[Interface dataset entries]
┌────────
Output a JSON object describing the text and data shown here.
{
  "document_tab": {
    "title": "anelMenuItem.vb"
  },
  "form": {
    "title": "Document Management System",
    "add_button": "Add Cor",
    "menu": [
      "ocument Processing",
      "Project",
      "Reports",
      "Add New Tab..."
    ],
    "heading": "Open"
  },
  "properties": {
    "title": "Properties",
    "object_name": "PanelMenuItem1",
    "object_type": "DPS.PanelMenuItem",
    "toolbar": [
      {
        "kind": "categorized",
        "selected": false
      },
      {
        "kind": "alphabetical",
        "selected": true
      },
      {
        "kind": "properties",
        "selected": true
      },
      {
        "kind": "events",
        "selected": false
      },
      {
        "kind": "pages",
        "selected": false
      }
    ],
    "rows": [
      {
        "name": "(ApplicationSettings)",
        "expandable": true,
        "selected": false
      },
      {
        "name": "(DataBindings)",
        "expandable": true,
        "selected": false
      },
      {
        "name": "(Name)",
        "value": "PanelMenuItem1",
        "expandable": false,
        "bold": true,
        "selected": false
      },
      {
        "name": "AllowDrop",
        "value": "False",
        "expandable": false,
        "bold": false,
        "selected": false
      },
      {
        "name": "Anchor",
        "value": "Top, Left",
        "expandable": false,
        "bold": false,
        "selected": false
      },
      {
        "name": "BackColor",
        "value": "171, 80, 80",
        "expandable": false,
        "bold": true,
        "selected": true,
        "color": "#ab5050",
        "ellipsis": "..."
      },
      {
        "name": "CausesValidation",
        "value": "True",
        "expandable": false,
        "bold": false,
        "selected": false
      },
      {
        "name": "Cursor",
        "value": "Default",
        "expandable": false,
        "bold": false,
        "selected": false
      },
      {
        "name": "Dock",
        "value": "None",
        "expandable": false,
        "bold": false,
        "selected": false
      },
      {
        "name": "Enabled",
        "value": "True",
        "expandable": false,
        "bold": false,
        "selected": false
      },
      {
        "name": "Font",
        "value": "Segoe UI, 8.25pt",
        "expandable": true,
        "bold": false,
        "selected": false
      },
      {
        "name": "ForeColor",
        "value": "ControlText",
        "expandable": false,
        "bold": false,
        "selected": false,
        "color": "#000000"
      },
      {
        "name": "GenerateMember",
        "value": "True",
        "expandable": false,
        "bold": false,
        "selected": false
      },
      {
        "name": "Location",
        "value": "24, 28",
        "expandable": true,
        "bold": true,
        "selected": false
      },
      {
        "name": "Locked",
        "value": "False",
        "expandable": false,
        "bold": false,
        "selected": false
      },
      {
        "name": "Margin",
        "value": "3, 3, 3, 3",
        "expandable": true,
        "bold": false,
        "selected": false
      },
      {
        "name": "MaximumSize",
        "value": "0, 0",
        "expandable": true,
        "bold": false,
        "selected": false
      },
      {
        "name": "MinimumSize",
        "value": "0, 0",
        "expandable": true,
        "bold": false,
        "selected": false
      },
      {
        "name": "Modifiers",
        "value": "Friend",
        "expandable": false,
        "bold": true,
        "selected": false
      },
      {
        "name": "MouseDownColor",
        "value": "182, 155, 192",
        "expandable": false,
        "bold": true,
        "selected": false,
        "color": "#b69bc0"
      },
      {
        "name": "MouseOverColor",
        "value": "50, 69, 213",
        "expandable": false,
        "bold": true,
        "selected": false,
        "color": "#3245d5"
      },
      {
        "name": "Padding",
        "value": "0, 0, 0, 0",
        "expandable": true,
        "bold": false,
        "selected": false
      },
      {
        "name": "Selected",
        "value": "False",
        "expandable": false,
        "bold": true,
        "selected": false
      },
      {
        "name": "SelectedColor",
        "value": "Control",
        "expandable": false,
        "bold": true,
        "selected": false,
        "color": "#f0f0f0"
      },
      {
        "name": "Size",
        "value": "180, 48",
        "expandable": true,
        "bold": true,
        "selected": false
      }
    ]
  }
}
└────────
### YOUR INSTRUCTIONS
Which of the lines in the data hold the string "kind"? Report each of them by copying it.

### EXERCISE OUTPUT
        "kind": "categorized",
        "kind": "alphabetical",
        "kind": "properties",
        "kind": "events",
        "kind": "pages",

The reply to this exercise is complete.